Until about two years ago, I was in New York on and off and lived there for up to six months in different parts of town. If I could live anywhere besides England it would be New York. I love it. We took down a few neon signs and stuff, but we were filming in Greenwich Village, and for me, perhaps because I’m British, it still holds a certain magic. And the scene in Washington Square Park, they just threw a couple more extras into the scene but it looks exactly the same; nothing’s changed.
It is amazing that Washington Square Park has kept that vibe. Even though a lot of the area has been built up around it—with NYU, etc.—there’s still the artists, the chess players, and the people there selling terrible weed.
Yeah! It still feels the same, and they just set up a camera there and filmed us and a bunch of extras and it was the same place it was all that time ago.
Between Gatsby and Davis, you’ve been inserted in two very cool periods in the Roaring Twenties and 1960s Greenwich Village. If you could be transported to any period, what would it be?
Ah! I wouldn’t go to the ‘20s. I’m much too much of a square for the ‘20s. I’d be so hungover, and just do one night out and that would be it. That seems exhausting. I like the ‘60s, but maybe not in this particular circle … ‘60s London, maybe!
Another story I read that’s fascinating is that there was a screening of Gosford Park at your high school, and Julian Fellowes spoke to you after and told you to “marry a lawyer.” Is that true?
That’s actually true! My headmistress knew him and organized an event for him to talk about winning an Oscar for Gosford Park, and I met him afterwards because I was head of drama at my school—my finest hour—and, yeah, I said, “I desperately want to be an actress,” and he said, “Well, you should probably marry a lawyer or a banker—someone who can afford you.”

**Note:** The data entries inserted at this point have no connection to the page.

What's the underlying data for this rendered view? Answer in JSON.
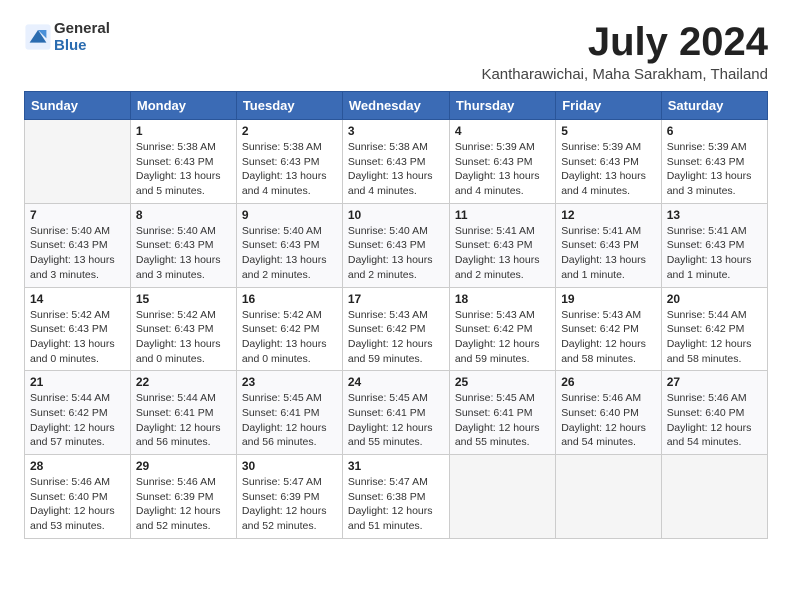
{
  "header": {
    "logo_line1": "General",
    "logo_line2": "Blue",
    "month_year": "July 2024",
    "location": "Kantharawichai, Maha Sarakham, Thailand"
  },
  "days_of_week": [
    "Sunday",
    "Monday",
    "Tuesday",
    "Wednesday",
    "Thursday",
    "Friday",
    "Saturday"
  ],
  "weeks": [
    [
      {
        "day": "",
        "info": ""
      },
      {
        "day": "1",
        "info": "Sunrise: 5:38 AM\nSunset: 6:43 PM\nDaylight: 13 hours\nand 5 minutes."
      },
      {
        "day": "2",
        "info": "Sunrise: 5:38 AM\nSunset: 6:43 PM\nDaylight: 13 hours\nand 4 minutes."
      },
      {
        "day": "3",
        "info": "Sunrise: 5:38 AM\nSunset: 6:43 PM\nDaylight: 13 hours\nand 4 minutes."
      },
      {
        "day": "4",
        "info": "Sunrise: 5:39 AM\nSunset: 6:43 PM\nDaylight: 13 hours\nand 4 minutes."
      },
      {
        "day": "5",
        "info": "Sunrise: 5:39 AM\nSunset: 6:43 PM\nDaylight: 13 hours\nand 4 minutes."
      },
      {
        "day": "6",
        "info": "Sunrise: 5:39 AM\nSunset: 6:43 PM\nDaylight: 13 hours\nand 3 minutes."
      }
    ],
    [
      {
        "day": "7",
        "info": "Sunrise: 5:40 AM\nSunset: 6:43 PM\nDaylight: 13 hours\nand 3 minutes."
      },
      {
        "day": "8",
        "info": "Sunrise: 5:40 AM\nSunset: 6:43 PM\nDaylight: 13 hours\nand 3 minutes."
      },
      {
        "day": "9",
        "info": "Sunrise: 5:40 AM\nSunset: 6:43 PM\nDaylight: 13 hours\nand 2 minutes."
      },
      {
        "day": "10",
        "info": "Sunrise: 5:40 AM\nSunset: 6:43 PM\nDaylight: 13 hours\nand 2 minutes."
      },
      {
        "day": "11",
        "info": "Sunrise: 5:41 AM\nSunset: 6:43 PM\nDaylight: 13 hours\nand 2 minutes."
      },
      {
        "day": "12",
        "info": "Sunrise: 5:41 AM\nSunset: 6:43 PM\nDaylight: 13 hours\nand 1 minute."
      },
      {
        "day": "13",
        "info": "Sunrise: 5:41 AM\nSunset: 6:43 PM\nDaylight: 13 hours\nand 1 minute."
      }
    ],
    [
      {
        "day": "14",
        "info": "Sunrise: 5:42 AM\nSunset: 6:43 PM\nDaylight: 13 hours\nand 0 minutes."
      },
      {
        "day": "15",
        "info": "Sunrise: 5:42 AM\nSunset: 6:43 PM\nDaylight: 13 hours\nand 0 minutes."
      },
      {
        "day": "16",
        "info": "Sunrise: 5:42 AM\nSunset: 6:42 PM\nDaylight: 13 hours\nand 0 minutes."
      },
      {
        "day": "17",
        "info": "Sunrise: 5:43 AM\nSunset: 6:42 PM\nDaylight: 12 hours\nand 59 minutes."
      },
      {
        "day": "18",
        "info": "Sunrise: 5:43 AM\nSunset: 6:42 PM\nDaylight: 12 hours\nand 59 minutes."
      },
      {
        "day": "19",
        "info": "Sunrise: 5:43 AM\nSunset: 6:42 PM\nDaylight: 12 hours\nand 58 minutes."
      },
      {
        "day": "20",
        "info": "Sunrise: 5:44 AM\nSunset: 6:42 PM\nDaylight: 12 hours\nand 58 minutes."
      }
    ],
    [
      {
        "day": "21",
        "info": "Sunrise: 5:44 AM\nSunset: 6:42 PM\nDaylight: 12 hours\nand 57 minutes."
      },
      {
        "day": "22",
        "info": "Sunrise: 5:44 AM\nSunset: 6:41 PM\nDaylight: 12 hours\nand 56 minutes."
      },
      {
        "day": "23",
        "info": "Sunrise: 5:45 AM\nSunset: 6:41 PM\nDaylight: 12 hours\nand 56 minutes."
      },
      {
        "day": "24",
        "info": "Sunrise: 5:45 AM\nSunset: 6:41 PM\nDaylight: 12 hours\nand 55 minutes."
      },
      {
        "day": "25",
        "info": "Sunrise: 5:45 AM\nSunset: 6:41 PM\nDaylight: 12 hours\nand 55 minutes."
      },
      {
        "day": "26",
        "info": "Sunrise: 5:46 AM\nSunset: 6:40 PM\nDaylight: 12 hours\nand 54 minutes."
      },
      {
        "day": "27",
        "info": "Sunrise: 5:46 AM\nSunset: 6:40 PM\nDaylight: 12 hours\nand 54 minutes."
      }
    ],
    [
      {
        "day": "28",
        "info": "Sunrise: 5:46 AM\nSunset: 6:40 PM\nDaylight: 12 hours\nand 53 minutes."
      },
      {
        "day": "29",
        "info": "Sunrise: 5:46 AM\nSunset: 6:39 PM\nDaylight: 12 hours\nand 52 minutes."
      },
      {
        "day": "30",
        "info": "Sunrise: 5:47 AM\nSunset: 6:39 PM\nDaylight: 12 hours\nand 52 minutes."
      },
      {
        "day": "31",
        "info": "Sunrise: 5:47 AM\nSunset: 6:38 PM\nDaylight: 12 hours\nand 51 minutes."
      },
      {
        "day": "",
        "info": ""
      },
      {
        "day": "",
        "info": ""
      },
      {
        "day": "",
        "info": ""
      }
    ]
  ]
}
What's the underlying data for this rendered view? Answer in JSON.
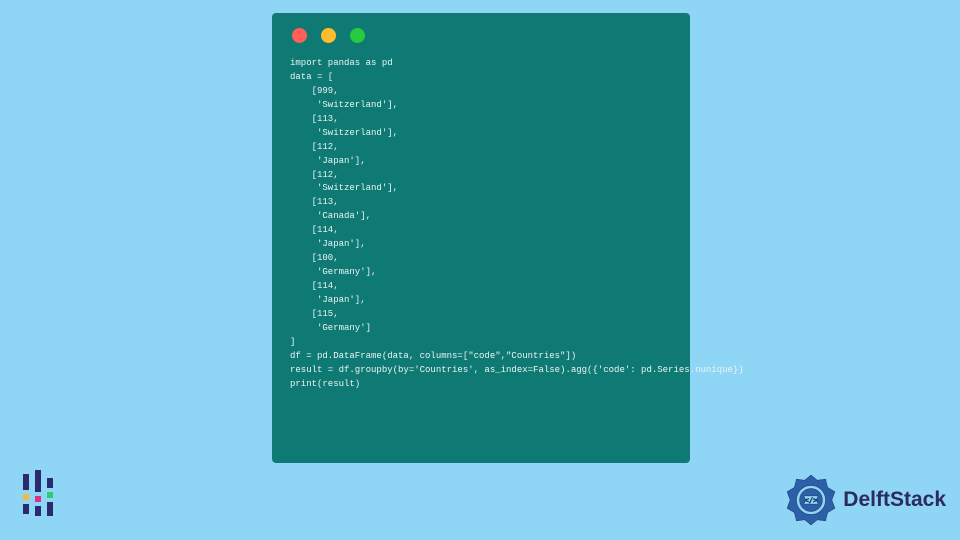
{
  "window": {
    "traffic_lights": [
      "red",
      "yellow",
      "green"
    ]
  },
  "code": {
    "text": "import pandas as pd\ndata = [\n    [999,\n     'Switzerland'],\n    [113,\n     'Switzerland'],\n    [112,\n     'Japan'],\n    [112,\n     'Switzerland'],\n    [113,\n     'Canada'],\n    [114,\n     'Japan'],\n    [100,\n     'Germany'],\n    [114,\n     'Japan'],\n    [115,\n     'Germany']\n]\ndf = pd.DataFrame(data, columns=[\"code\",\"Countries\"])\nresult = df.groupby(by='Countries', as_index=False).agg({'code': pd.Series.nunique})\nprint(result)"
  },
  "brand": {
    "name": "DelftStack"
  }
}
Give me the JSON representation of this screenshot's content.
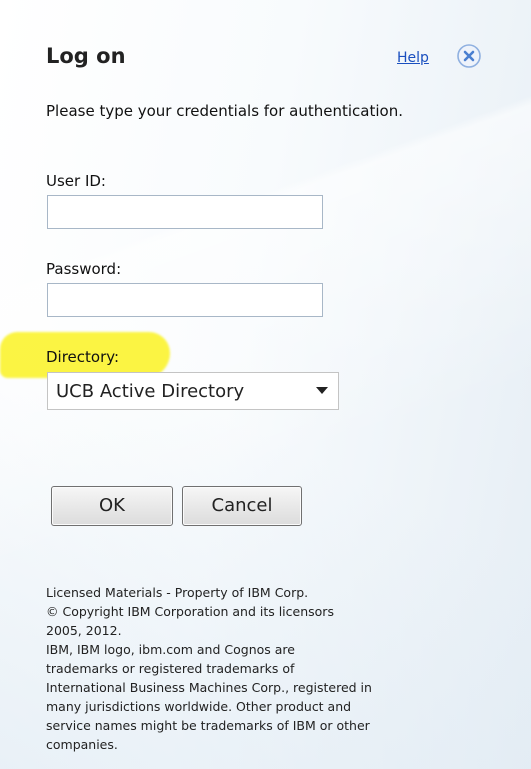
{
  "dialog": {
    "title": "Log on",
    "help_label": "Help",
    "close_icon": "close-circle-icon",
    "instructions": "Please type your credentials for authentication."
  },
  "form": {
    "user_id_label": "User ID:",
    "user_id_value": "",
    "password_label": "Password:",
    "password_value": "",
    "directory_label": "Directory:",
    "directory_selected": "UCB Active Directory",
    "directory_highlight_color": "#fbf43a"
  },
  "buttons": {
    "ok_label": "OK",
    "cancel_label": "Cancel"
  },
  "legal": {
    "lines": [
      "Licensed Materials - Property of IBM Corp.",
      "© Copyright IBM Corporation and its licensors",
      "2005, 2012.",
      "IBM, IBM logo, ibm.com and Cognos are",
      "trademarks or registered trademarks of",
      "International Business Machines Corp., registered in",
      "many jurisdictions worldwide. Other product and",
      "service names might be trademarks of IBM or other",
      "companies."
    ]
  },
  "colors": {
    "link": "#1a4fbf",
    "close_icon": "#4a7fd0"
  }
}
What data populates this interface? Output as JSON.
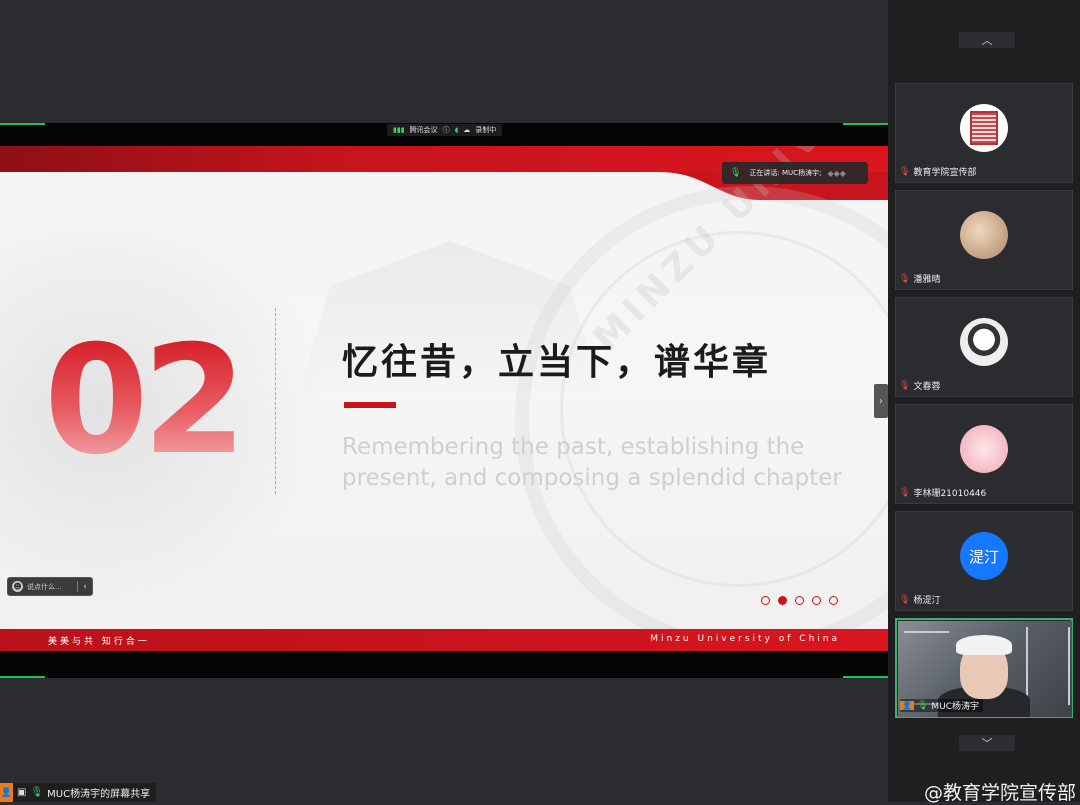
{
  "meeting": {
    "app_name": "腾讯会议",
    "recording_status": "录制中",
    "speaking_label": "正在讲话: MUC杨涛宇;",
    "share_label": "MUC杨涛宇的屏幕共享",
    "chat_placeholder": "说点什么..."
  },
  "slide": {
    "section_number": "02",
    "title_cn": "忆往昔，立当下，谱华章",
    "subtitle_en": "Remembering the past, establishing the present, and composing a splendid chapter",
    "footer_left": "美美与共  知行合一",
    "footer_right": "Minzu University of China",
    "seal_text": "MINZU UNIV",
    "university_en": "MINZU UNIVERSITY OF CHINA",
    "page_total": 5,
    "page_active": 2
  },
  "participants": [
    {
      "name": "教育学院宣传部",
      "avatar": "seal-avatar"
    },
    {
      "name": "潘雅晴",
      "avatar": "photo-avatar"
    },
    {
      "name": "文春蓉",
      "avatar": "cartoon-avatar"
    },
    {
      "name": "李林珊21010446",
      "avatar": "rabbit-avatar"
    },
    {
      "name": "杨湜汀",
      "avatar": "text-avatar",
      "avatar_text": "湜汀"
    }
  ],
  "active_video": {
    "name": "MUC杨涛宇"
  },
  "watermark": "@教育学院宣传部",
  "colors": {
    "accent_red": "#c8141d",
    "speaking_green": "#3ad16e",
    "avatar_blue": "#1677ff"
  },
  "icons": {
    "mic": "microphone-icon",
    "signal": "signal-icon",
    "info": "info-icon",
    "cloud": "cloud-record-icon",
    "chevron_up": "chevron-up-icon",
    "chevron_down": "chevron-down-icon",
    "chevron_left": "chevron-left-icon",
    "chevron_right": "chevron-right-icon",
    "emoji": "emoji-icon"
  }
}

So you sort of went the other way on that one.
[Laughs] I did. That was the one piece of advice that I didn’t listen to.